Retype each entry below exactly. Do not carry any image over.
Content starts
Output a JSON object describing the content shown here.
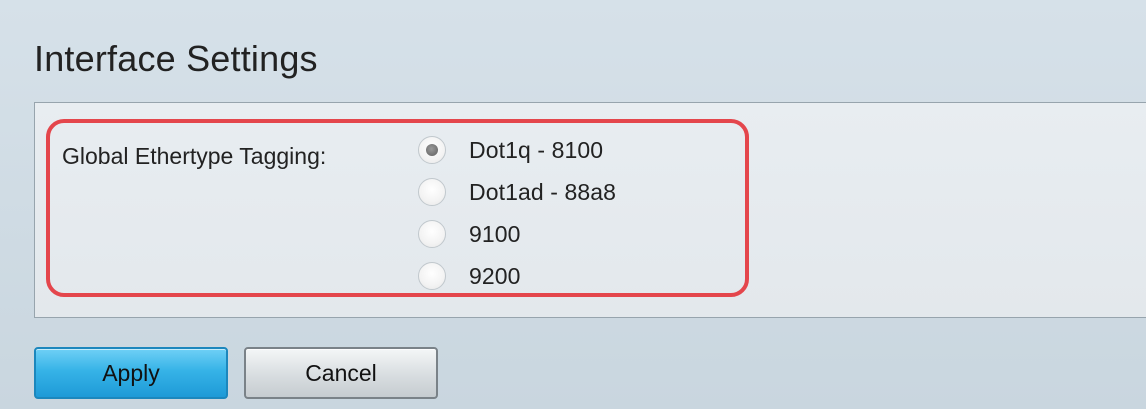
{
  "page": {
    "title": "Interface Settings"
  },
  "form": {
    "label": "Global Ethertype Tagging:",
    "selected": "Dot1q - 8100",
    "options": [
      {
        "label": "Dot1q - 8100",
        "checked": true
      },
      {
        "label": "Dot1ad - 88a8",
        "checked": false
      },
      {
        "label": "9100",
        "checked": false
      },
      {
        "label": "9200",
        "checked": false
      }
    ]
  },
  "buttons": {
    "apply_label": "Apply",
    "cancel_label": "Cancel"
  },
  "colors": {
    "highlight": "#e4464c",
    "apply_button": "#36b3e7"
  }
}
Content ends
### Exercise output
Output a JSON object describing the content shown here.
{
  "page": {
    "title": "Interface Settings"
  },
  "form": {
    "label": "Global Ethertype Tagging:",
    "selected": "Dot1q - 8100",
    "options": [
      {
        "label": "Dot1q - 8100",
        "checked": true
      },
      {
        "label": "Dot1ad - 88a8",
        "checked": false
      },
      {
        "label": "9100",
        "checked": false
      },
      {
        "label": "9200",
        "checked": false
      }
    ]
  },
  "buttons": {
    "apply_label": "Apply",
    "cancel_label": "Cancel"
  },
  "colors": {
    "highlight": "#e4464c",
    "apply_button": "#36b3e7"
  }
}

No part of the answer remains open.